  • Rising cost of living
  • Corruption
  • Increase in crime rates
  • Income inequality
Resulted inOngoing
Lead figures
  • No organized leadership
Casualties
Death(s)11[4]
Injuries300+
Detained1,462

Many civil protests are taking place in several cities in Chile. The protests began in the capital Santiago as a campaign by secondary school students to avoid paying the Metro de Santiago subway in response to recent price hikes, leading to multiple takeovers of the city's main train stations.

This had led to open confrontations with the national police (Carabineros).

On 18 October, the situation escalated as organized bands of protesters rose in rebellion across the city, taking control of many terminals of the Santiago Metro network (part of Red) and disabling them with extensive infrastructure damage. The Metro network was disabled in its entirety.

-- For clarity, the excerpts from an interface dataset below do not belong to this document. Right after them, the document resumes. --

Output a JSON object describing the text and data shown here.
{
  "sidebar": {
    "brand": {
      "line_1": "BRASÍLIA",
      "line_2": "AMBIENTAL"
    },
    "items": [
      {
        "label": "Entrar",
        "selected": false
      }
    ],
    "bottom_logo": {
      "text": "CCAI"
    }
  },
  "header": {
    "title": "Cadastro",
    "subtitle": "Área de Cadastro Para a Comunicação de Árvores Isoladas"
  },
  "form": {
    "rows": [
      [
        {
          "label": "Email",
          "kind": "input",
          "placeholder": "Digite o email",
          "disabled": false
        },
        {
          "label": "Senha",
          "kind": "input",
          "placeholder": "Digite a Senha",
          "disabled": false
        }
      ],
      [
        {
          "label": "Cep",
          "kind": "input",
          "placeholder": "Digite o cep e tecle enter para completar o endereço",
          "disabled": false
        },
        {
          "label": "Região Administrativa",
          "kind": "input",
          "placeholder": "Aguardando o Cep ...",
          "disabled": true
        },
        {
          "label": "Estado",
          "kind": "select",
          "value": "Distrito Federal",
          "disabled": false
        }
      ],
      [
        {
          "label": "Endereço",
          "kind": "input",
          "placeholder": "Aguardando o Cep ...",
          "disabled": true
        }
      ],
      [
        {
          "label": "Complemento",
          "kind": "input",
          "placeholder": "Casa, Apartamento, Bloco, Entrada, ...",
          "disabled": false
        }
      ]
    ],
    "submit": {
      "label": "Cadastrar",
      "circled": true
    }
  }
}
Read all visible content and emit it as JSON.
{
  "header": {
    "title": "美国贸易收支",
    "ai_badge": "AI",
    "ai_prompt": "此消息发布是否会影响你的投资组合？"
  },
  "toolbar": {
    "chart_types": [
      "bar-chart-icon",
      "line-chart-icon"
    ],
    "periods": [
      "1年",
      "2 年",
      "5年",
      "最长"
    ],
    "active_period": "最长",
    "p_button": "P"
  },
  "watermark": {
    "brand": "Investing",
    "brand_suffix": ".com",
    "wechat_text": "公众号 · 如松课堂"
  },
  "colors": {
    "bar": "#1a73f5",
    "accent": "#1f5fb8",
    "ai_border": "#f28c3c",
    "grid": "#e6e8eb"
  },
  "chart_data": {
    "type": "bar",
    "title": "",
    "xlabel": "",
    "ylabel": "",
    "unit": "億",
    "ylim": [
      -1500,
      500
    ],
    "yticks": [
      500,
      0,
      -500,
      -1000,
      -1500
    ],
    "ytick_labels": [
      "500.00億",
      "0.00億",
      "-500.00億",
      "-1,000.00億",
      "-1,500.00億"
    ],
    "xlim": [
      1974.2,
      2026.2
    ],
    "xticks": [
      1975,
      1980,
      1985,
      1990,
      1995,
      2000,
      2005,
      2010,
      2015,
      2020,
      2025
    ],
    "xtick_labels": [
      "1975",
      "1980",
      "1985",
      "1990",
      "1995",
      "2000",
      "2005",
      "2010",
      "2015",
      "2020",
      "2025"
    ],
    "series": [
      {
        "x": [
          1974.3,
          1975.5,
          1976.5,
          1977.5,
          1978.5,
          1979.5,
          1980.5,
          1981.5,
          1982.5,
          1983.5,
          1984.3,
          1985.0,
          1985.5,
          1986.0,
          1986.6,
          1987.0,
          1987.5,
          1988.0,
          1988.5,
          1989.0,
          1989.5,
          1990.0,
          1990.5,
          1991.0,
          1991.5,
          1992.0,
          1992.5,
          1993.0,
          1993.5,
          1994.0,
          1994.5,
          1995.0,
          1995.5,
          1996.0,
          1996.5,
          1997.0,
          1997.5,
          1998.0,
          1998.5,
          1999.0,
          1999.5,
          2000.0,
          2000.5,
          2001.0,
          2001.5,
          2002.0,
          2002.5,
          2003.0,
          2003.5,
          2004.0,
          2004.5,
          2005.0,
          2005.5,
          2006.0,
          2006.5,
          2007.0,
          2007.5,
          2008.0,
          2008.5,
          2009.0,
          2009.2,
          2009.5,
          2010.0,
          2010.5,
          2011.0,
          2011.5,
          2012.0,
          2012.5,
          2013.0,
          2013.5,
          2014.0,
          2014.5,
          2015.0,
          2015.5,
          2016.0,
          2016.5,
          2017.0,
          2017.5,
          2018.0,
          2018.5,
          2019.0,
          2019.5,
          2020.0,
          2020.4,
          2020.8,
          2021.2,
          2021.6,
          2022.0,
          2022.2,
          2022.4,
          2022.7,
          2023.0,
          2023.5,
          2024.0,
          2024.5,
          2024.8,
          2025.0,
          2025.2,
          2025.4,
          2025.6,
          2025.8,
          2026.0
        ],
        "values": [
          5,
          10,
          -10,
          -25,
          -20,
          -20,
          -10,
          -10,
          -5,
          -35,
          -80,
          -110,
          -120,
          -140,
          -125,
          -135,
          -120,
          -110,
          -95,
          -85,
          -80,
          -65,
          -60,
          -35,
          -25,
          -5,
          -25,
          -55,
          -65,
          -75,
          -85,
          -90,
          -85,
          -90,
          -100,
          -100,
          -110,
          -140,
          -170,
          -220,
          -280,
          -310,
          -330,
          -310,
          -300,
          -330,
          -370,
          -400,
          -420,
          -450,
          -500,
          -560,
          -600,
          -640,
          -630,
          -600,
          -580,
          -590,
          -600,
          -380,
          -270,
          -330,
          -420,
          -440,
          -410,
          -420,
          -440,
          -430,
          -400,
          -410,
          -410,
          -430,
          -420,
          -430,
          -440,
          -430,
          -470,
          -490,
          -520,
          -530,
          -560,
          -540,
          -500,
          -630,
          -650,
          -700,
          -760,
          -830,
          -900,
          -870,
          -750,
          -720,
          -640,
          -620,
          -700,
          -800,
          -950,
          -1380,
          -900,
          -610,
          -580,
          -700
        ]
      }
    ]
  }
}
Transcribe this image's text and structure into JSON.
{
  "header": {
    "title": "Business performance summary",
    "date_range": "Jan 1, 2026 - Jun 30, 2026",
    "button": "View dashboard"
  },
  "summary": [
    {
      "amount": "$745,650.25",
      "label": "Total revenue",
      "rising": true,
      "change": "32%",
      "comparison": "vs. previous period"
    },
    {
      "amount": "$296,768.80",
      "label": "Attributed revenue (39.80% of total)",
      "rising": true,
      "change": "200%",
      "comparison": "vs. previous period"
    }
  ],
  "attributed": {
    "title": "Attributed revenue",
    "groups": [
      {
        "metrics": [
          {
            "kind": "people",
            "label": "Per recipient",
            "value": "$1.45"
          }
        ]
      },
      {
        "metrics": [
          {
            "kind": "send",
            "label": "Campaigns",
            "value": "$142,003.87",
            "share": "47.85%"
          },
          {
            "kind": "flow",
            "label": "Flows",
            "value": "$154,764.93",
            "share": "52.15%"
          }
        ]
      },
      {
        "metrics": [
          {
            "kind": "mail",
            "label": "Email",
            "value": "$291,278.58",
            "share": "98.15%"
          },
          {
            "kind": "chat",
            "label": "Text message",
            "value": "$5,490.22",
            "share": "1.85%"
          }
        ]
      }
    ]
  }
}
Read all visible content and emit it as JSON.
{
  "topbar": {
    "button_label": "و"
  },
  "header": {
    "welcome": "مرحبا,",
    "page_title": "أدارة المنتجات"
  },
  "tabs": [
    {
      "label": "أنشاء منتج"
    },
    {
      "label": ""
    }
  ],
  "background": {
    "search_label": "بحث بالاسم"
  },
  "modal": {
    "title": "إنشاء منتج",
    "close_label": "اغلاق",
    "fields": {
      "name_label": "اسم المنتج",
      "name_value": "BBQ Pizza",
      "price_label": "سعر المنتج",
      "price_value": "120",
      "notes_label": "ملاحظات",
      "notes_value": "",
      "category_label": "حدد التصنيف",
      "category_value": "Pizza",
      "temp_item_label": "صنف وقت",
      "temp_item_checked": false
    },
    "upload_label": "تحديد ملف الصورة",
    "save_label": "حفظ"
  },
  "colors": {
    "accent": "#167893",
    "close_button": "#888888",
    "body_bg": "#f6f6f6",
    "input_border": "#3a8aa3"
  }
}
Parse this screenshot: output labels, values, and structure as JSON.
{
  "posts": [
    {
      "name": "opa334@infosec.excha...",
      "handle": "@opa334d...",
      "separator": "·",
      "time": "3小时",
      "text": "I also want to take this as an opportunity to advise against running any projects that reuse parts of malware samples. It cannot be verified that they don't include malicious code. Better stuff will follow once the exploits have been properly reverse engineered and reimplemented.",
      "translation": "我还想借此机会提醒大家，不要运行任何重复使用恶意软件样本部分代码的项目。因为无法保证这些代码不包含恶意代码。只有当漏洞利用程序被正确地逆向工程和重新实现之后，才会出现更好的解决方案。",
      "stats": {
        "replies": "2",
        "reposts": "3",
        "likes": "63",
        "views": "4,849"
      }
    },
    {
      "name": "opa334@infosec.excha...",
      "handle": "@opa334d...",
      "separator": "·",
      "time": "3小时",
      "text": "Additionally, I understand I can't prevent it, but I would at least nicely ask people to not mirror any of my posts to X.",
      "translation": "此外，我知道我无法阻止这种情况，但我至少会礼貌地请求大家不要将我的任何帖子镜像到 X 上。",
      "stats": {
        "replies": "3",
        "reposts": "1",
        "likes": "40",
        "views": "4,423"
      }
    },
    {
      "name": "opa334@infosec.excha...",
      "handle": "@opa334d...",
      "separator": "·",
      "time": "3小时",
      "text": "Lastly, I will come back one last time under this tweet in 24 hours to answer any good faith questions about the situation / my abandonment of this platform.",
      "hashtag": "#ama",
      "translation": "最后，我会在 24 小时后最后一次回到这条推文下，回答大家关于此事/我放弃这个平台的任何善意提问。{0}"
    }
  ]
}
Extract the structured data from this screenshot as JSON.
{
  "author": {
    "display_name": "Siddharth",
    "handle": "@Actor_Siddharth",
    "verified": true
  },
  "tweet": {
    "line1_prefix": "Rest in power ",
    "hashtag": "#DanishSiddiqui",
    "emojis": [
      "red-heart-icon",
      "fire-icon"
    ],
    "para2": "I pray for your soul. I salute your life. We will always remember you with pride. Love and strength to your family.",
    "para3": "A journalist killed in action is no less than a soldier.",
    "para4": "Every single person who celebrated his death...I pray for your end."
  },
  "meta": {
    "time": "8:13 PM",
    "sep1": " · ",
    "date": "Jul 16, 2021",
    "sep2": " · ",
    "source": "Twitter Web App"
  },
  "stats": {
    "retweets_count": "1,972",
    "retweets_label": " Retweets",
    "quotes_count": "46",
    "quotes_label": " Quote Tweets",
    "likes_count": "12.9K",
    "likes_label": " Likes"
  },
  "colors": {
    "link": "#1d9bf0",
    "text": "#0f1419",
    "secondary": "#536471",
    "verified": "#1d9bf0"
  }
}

On 18 October, President of Chile Sebastián Piñera announced a state of emergency, sending Chilean Army forces across the main regions to enforce order and crack down on the destruction of public property.

A curfew was declared on 19 October in the Greater Santiago area,[5] for the first time since 1987, at the end of the Pinochet dictatorship.[6]

References[change | change source]

  1. Cooperativa.cl. "[Video] Secundarios protestaron contra el alza del Metro con masiva evasión" [Secondary [students] protest against the rise of Metro fares with a massive [fare] evasion]. Cooperativa.cl (in Spanish). Retrieved 2019-10-19.
  2. 2.0 2.1 CNN, Claudia Dominguez and Daniel Silva Fernandez. "Chile's president declares state of emergency after riots over metro fare hike". CNN. Retrieved 2019-10-19.
  3. "Chile's capital in state of emergency amid unrest". 19 October 2019. Retrieved 2019-10-19 – via www.bbc.com.
  4. "Cost of living protests in Chile take deadly toll". BBC. 21 October 2019. Retrieved 21 October 2019.
  5. "General Iturriaga decreta toque de queda en Santiago para afrontar graves disturbios". BioBioChile - La Red de Prensa Más Grande de Chile. 2019-10-19. Retrieved 2019-10-20.
  6. "Decretan inédito toque de queda en Santiago tras fracaso del gobierno en contener ola de protestas". El Desconcierto (in Spanish). Retrieved 2019-10-20.